Author City: ITHACA, NY USA
Born and raised near New Haven, Connecticut, Fred Muratori is an alumnus of Fairfield University and of the graduate creative writing program at Syracuse University, where he studied with Philip Booth and W.D. Snodgrass. He is the author of three full-length poetry collections, A CIVILIZATION (Dos Madres Press, 2014), THE SPECTRA (Stockport Flats Press, 2011) and Despite Repeated Warnings (Basfal Books, 1994), as well as a chapbook, The Possible (State Street Press, 1988). His poems and prose poems have appeared widely in journals such as The Iowa Review, New American Writing, Hotel Amerika, Poetry, Denver Quarterly, Verse, River Styx, and Stone Canoe; in the anthology series The Best American Poetry and The Best of the Prose Poem; the textbook Writing Dangerous Poetry; and on the Poetry Daily web site. His reviews of contemporary poetry can be found in Boston Review, American Book Review, Library Journal, Manhattan Review, and Notre Dame Review, among others.
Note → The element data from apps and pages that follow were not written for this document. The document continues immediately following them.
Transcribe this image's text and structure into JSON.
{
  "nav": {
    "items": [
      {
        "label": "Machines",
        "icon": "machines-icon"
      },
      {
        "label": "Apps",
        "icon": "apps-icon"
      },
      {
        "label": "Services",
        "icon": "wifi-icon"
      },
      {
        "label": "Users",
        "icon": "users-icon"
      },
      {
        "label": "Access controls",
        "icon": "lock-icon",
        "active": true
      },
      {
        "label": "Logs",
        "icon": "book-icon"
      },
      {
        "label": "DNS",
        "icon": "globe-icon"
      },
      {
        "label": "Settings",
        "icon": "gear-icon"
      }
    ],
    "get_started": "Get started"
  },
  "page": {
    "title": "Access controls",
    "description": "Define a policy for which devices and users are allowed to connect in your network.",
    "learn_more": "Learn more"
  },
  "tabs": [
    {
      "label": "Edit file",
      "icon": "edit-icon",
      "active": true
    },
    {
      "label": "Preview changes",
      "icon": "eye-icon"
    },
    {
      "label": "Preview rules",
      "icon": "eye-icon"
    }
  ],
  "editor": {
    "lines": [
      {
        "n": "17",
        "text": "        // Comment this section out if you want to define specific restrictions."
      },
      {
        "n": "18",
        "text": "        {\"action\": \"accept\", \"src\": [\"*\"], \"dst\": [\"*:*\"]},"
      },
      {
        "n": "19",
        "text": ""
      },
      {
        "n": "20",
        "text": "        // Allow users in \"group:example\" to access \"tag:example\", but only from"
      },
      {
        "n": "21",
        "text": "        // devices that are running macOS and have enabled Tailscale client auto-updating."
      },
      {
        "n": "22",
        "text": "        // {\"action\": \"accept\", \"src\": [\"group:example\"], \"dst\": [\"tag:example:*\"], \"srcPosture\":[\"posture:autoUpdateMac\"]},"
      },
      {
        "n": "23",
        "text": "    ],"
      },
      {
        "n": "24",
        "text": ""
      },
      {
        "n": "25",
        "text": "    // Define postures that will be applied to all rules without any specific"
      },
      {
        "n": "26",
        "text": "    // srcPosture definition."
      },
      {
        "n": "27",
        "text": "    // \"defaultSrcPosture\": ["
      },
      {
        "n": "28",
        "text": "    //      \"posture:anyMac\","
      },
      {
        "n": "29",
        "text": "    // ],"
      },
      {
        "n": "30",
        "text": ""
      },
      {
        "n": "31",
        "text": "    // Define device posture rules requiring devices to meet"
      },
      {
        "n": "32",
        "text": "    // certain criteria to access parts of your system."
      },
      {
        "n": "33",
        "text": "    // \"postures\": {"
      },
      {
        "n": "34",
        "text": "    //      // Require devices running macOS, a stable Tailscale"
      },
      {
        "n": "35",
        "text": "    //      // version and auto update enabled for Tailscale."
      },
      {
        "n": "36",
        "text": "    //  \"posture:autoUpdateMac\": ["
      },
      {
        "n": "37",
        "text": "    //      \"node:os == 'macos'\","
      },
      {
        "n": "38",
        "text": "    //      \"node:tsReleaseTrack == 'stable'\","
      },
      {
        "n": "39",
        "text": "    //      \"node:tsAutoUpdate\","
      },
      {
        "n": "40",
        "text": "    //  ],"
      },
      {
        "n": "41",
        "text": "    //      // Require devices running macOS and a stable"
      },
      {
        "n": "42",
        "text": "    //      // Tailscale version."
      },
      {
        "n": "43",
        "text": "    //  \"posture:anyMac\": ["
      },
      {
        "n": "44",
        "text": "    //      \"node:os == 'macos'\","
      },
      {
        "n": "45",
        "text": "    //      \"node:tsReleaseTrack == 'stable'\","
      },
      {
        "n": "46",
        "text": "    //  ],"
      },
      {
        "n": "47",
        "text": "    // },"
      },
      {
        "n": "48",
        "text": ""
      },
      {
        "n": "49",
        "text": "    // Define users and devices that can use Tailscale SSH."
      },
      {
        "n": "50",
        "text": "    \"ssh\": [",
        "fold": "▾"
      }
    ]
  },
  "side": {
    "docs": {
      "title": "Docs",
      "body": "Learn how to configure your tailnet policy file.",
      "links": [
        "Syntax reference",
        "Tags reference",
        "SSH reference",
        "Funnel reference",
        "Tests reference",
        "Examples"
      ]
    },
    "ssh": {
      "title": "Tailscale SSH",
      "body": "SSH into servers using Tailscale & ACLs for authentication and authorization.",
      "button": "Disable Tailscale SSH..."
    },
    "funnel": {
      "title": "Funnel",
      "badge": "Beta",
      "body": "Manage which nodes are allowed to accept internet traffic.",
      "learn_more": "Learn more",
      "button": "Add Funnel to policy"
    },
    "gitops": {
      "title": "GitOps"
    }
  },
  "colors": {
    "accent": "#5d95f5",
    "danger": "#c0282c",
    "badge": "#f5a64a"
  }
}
A recipient of poetry writing grants from the New York State Council on the Arts and the Saltonstall Foundation, he lives in Ithaca, New York and works as the Bibliographer for English-language Literature, Theater and Film at the Cornell University Library.